The First-Ever Hindi-Turkish Dictionary

Hindi and Turkish have a lot in common in terms of vocabulary. That is mainly because of the Arabo-Persian influence on both languages. As much as the Turkish language has been exposed to the Persian vocabulary, Indic languages have undergone the same route, it seems, through royal administrations, and religious and secular literature. The Turkish fans of Bollywood today are surprised when they encounter familiar words in Indian movies. Considering the geographical distance and the religious and cultural differences between Turkey and India, it is only natural that people are baffled at this lexical similarity.
However, in spite of this shared background, relations between the two cultures don’t seem to have made much progress. When you look for a dictionary of the Hindi language in Turkish, you can find only one available. I don’t know if there is a Turkish dictionary for Hindi speakers at all. There being no bidirectional Hindi-Turkish dictionary ever shows how the two cultures have…

Latin – The Language We All Know

I love buying cheap second-hand books, especially if they are in a foreign language, no matter I understand or need it or not. This one, IANUA NOVA, is a grammar exercise book for the German-speaking Latin learners, and I bought it last year just for 4 Turkish Lira (1 US Dollar). Neither do I speak German, nor do I have any serious commitment to learn Latin. But it feels nice to know what kind of material other people speaking another language have when they are learning a language I once attempted to learn yet failed.

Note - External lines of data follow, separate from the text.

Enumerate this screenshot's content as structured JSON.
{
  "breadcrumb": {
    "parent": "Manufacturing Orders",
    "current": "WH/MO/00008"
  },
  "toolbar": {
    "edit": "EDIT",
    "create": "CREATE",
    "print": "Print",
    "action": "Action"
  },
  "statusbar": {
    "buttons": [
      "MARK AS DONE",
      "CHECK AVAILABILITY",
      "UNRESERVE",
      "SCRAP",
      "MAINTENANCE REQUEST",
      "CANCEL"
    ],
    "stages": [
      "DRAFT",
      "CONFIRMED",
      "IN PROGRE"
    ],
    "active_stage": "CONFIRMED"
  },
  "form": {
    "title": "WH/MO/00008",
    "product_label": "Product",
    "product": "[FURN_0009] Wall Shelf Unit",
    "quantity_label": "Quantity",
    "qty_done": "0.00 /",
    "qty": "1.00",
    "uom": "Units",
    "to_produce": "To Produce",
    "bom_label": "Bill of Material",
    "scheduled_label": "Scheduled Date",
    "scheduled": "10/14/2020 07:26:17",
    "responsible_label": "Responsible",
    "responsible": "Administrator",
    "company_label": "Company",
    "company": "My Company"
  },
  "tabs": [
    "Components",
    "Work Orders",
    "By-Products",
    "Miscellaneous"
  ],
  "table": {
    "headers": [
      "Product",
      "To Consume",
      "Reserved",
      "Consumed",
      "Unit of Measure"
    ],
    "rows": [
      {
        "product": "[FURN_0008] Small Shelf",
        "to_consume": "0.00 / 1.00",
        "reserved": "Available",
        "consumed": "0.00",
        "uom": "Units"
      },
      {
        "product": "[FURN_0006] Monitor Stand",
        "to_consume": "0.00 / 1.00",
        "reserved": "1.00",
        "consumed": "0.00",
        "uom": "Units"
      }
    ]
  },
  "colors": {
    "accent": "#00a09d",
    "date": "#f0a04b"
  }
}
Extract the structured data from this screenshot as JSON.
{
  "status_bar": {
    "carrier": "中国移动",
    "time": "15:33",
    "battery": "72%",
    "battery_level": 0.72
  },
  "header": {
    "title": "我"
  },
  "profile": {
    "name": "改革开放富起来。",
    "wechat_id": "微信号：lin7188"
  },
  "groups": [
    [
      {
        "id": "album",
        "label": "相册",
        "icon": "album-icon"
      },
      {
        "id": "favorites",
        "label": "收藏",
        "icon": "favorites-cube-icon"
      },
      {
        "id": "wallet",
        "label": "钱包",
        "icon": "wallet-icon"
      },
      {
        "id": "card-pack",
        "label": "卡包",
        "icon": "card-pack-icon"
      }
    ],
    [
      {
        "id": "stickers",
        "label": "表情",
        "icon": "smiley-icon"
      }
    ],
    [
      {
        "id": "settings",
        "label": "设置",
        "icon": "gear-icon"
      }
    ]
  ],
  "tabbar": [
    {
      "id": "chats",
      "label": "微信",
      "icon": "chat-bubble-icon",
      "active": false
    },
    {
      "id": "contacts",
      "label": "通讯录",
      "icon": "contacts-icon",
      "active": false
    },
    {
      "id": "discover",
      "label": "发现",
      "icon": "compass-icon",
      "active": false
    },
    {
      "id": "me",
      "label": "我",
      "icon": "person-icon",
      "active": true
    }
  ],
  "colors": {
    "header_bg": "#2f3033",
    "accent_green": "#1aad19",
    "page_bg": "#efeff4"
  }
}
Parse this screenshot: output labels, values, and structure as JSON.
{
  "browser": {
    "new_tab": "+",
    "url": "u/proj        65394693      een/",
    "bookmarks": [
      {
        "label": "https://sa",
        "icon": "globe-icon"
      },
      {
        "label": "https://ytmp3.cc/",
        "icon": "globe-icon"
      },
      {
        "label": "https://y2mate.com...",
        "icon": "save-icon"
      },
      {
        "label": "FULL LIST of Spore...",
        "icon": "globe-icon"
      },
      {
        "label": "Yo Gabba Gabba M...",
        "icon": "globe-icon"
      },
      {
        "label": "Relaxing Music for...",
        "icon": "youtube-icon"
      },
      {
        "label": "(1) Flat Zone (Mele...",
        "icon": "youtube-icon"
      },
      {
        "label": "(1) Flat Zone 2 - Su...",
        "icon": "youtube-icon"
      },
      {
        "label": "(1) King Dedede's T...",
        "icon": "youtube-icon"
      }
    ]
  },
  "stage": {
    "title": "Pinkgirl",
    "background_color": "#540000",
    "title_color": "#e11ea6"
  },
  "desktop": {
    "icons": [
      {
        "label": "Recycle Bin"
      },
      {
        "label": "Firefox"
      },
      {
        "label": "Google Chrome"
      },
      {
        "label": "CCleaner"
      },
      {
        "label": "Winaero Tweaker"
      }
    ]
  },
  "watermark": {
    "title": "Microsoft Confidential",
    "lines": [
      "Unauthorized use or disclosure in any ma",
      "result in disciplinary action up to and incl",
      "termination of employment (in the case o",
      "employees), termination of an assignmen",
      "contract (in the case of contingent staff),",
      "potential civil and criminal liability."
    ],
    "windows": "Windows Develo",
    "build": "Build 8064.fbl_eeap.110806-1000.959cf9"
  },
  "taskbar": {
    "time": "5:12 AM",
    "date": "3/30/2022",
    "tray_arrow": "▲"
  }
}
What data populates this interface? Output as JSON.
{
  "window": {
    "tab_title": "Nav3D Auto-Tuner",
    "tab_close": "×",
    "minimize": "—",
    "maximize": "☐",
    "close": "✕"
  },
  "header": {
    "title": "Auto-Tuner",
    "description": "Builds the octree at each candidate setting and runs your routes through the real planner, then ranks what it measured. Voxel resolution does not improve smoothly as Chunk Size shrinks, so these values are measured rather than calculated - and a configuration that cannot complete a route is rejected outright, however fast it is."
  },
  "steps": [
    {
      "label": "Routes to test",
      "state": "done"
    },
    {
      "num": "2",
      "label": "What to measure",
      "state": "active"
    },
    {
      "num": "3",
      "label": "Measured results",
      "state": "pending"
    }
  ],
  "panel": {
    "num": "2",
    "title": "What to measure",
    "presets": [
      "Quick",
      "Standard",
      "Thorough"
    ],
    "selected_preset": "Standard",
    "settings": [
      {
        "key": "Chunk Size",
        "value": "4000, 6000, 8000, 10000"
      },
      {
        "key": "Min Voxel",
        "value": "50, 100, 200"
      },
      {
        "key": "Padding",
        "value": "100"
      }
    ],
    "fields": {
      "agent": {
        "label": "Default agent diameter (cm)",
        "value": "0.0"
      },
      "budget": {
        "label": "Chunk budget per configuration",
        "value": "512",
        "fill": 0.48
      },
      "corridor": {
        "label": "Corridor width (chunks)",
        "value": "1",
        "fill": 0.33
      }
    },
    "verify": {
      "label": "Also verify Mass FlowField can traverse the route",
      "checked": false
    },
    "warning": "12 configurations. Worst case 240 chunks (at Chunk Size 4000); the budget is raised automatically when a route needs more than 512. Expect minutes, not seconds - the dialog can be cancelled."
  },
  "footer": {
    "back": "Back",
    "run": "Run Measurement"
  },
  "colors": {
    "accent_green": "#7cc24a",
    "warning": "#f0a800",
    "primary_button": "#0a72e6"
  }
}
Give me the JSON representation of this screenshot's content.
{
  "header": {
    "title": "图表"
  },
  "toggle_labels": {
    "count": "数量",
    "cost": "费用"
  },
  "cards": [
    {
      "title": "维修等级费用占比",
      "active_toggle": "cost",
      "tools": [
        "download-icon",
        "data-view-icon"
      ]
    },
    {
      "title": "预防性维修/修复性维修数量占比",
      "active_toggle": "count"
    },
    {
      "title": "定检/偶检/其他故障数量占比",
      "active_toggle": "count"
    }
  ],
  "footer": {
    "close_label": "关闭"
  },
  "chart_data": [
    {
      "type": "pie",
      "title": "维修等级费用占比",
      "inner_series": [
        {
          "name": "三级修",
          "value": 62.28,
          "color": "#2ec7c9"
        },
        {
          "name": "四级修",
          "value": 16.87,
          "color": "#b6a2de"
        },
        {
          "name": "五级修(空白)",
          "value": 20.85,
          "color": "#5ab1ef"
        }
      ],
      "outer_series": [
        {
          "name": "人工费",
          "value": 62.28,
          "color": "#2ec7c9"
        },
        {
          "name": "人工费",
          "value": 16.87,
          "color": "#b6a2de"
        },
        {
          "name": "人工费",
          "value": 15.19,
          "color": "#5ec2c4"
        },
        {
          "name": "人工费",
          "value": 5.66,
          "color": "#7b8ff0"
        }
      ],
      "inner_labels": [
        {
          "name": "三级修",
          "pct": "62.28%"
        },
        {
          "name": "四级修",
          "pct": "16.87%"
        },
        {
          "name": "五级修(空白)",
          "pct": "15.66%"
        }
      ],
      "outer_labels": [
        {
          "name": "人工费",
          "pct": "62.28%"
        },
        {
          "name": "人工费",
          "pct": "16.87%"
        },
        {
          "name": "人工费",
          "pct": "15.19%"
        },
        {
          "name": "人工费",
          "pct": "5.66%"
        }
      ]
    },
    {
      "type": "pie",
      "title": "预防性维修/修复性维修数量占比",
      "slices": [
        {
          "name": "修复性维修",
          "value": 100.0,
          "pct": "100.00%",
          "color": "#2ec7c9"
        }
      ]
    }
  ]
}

Studying Latin is fun. When you study Latin, unlike living languages, you will encounter fabular phrases in your exercise book, like “The girls saluted the soldiers”, “The slave listened to the master”, “I applauded the poet”, “The emperor conquered new countries” etc.. It is never like “How can I go to the post office?” or “What kind of music do you like listening to?”. I believe that is not merely because Romans didn’t have post offices (or did they?) and they weren’t…

Redhouse – Ode to a Lexicographer

If you have been trained, or have studied a trade, to perform a job on a universally acknowledged level, but are not fortunate enough to enjoy the pleasures of laboring the fancy things in your field, you will mellow out spending time on things related to the prettier parts of your profession. Like I start doing now.
I am a translator. I labor foreign words to the satisfaction of my clients who need to receive texts foreign to them in their native tongue, or who do not have the time to naturalize those texts for their own use. I didn’t have the slightest idea, years ago when I started learning the English language, that I would be making a living by translating commercial documents, user manuals, agreements, websites, academic papers (undeservedly pretentious at times), separation deeds, passports, and many other unfancy works of this vale of tears. Wearisome as it might be from time to time, I like my job anyway. But I also like one particular aspect of my job, which is the incessan…